**DATA IN THIS EXERCISE:**
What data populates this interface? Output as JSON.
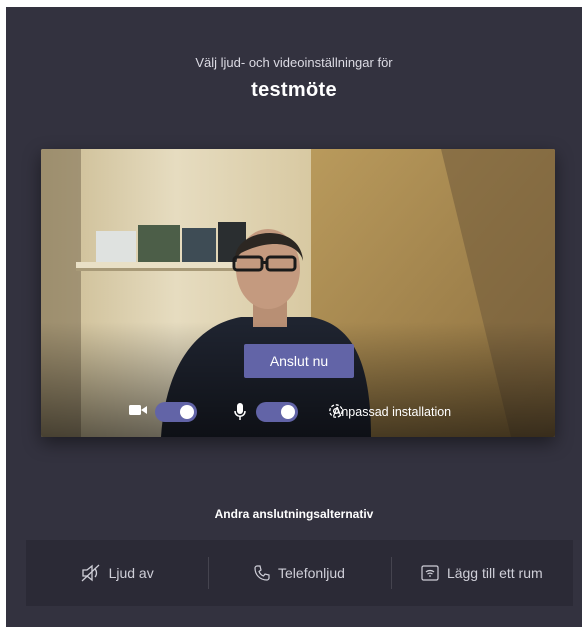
{
  "header": {
    "subtitle": "Välj ljud- och videoinställningar för",
    "meeting_title": "testmöte"
  },
  "preview": {
    "join_label": "Anslut nu",
    "camera": {
      "icon": "video-camera-icon",
      "on": true
    },
    "microphone": {
      "icon": "microphone-icon",
      "on": true
    },
    "custom_setup_label": "Anpassad installation",
    "custom_setup_icon": "gear-icon"
  },
  "other_options": {
    "heading": "Andra anslutningsalternativ",
    "items": [
      {
        "label": "Ljud av",
        "icon": "speaker-off-icon"
      },
      {
        "label": "Telefonljud",
        "icon": "phone-icon"
      },
      {
        "label": "Lägg till ett rum",
        "icon": "room-cast-icon"
      }
    ]
  },
  "colors": {
    "background": "#33323f",
    "accent": "#6264a7",
    "options_bar": "#2b2a36"
  }
}
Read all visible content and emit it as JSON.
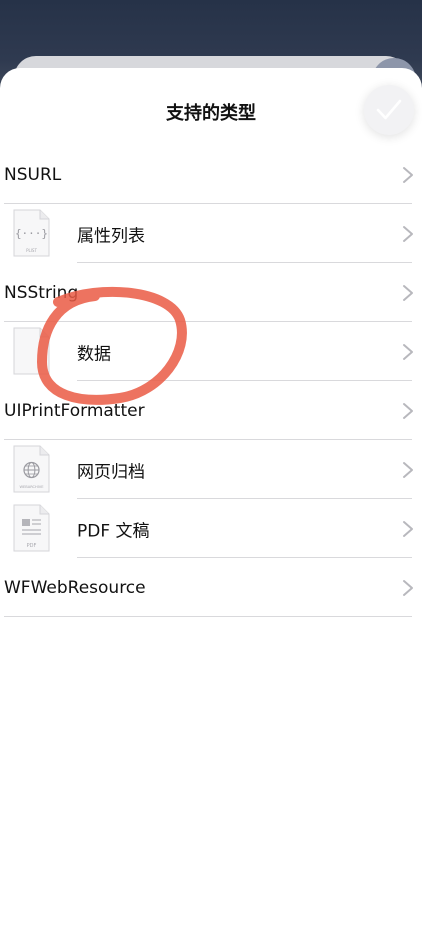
{
  "sheet": {
    "title": "支持的类型"
  },
  "rows": [
    {
      "kind": "type",
      "label": "NSURL"
    },
    {
      "kind": "sub",
      "label": "属性列表",
      "icon": "plist-file-icon",
      "icon_caption": "PLIST"
    },
    {
      "kind": "type",
      "label": "NSString"
    },
    {
      "kind": "sub",
      "label": "数据",
      "icon": "blank-file-icon",
      "icon_caption": ""
    },
    {
      "kind": "type",
      "label": "UIPrintFormatter"
    },
    {
      "kind": "sub",
      "label": "网页归档",
      "icon": "webarchive-file-icon",
      "icon_caption": "WEBARCHIVE"
    },
    {
      "kind": "sub",
      "label": "PDF 文稿",
      "icon": "pdf-file-icon",
      "icon_caption": "PDF"
    },
    {
      "kind": "type",
      "label": "WFWebResource"
    }
  ],
  "colors": {
    "annotation": "#ea5a44",
    "chevron": "#b8b8bd",
    "separator": "#d9d9dc",
    "checkmark": "#ffffff"
  }
}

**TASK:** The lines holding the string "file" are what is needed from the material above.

**RESPONSE TO THIS TASK:**
      "icon": "plist-file-icon",
      "icon": "blank-file-icon",
      "icon": "webarchive-file-icon",
      "icon": "pdf-file-icon",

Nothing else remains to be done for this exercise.